TASK ITEM =
Wherever the string "file" appears in the entries below, return the line that holds it.
──────── GIVEN INFORMATION
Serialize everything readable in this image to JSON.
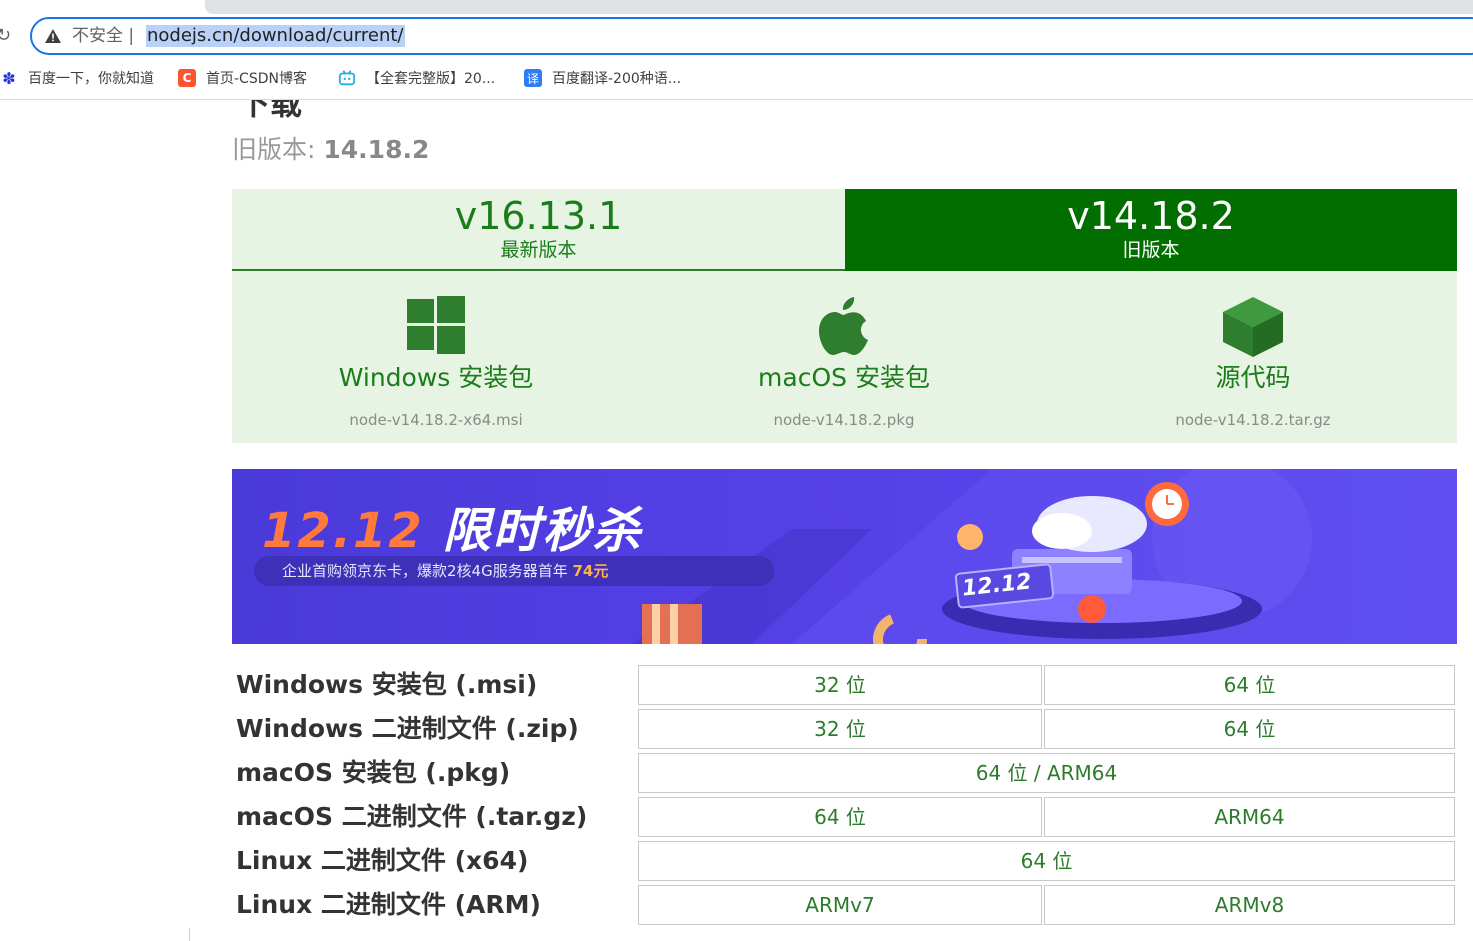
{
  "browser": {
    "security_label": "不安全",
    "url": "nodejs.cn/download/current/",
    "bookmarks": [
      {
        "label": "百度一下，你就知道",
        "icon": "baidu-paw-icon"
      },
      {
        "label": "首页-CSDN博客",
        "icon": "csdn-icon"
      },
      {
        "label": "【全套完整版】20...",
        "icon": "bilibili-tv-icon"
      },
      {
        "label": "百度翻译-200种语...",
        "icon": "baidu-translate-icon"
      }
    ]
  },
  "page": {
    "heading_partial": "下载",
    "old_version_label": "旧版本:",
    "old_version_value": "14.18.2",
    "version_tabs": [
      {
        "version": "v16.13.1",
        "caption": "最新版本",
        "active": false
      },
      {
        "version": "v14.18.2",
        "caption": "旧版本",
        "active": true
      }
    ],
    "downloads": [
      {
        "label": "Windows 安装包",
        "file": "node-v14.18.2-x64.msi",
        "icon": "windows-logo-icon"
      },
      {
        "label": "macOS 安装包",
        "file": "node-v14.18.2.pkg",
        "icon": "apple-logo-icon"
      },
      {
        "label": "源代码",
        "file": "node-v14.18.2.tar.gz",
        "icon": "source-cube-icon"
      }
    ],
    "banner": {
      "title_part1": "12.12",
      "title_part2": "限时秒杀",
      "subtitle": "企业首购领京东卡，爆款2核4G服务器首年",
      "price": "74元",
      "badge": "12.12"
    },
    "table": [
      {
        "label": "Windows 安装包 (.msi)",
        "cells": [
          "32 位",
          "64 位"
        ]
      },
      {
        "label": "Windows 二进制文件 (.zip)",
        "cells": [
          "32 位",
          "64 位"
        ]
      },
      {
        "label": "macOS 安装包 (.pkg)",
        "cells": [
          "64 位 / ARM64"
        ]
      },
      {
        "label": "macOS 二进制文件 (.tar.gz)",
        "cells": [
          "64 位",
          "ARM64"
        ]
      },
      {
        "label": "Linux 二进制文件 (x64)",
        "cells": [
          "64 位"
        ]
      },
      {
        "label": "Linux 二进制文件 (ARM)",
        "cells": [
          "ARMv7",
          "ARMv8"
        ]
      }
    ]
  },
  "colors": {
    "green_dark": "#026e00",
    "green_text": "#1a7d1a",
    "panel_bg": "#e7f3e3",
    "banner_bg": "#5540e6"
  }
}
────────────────
RESULT OF THIS TASK =
        "file": "node-v14.18.2-x64.msi",
        "file": "node-v14.18.2.pkg",
        "file": "node-v14.18.2.tar.gz",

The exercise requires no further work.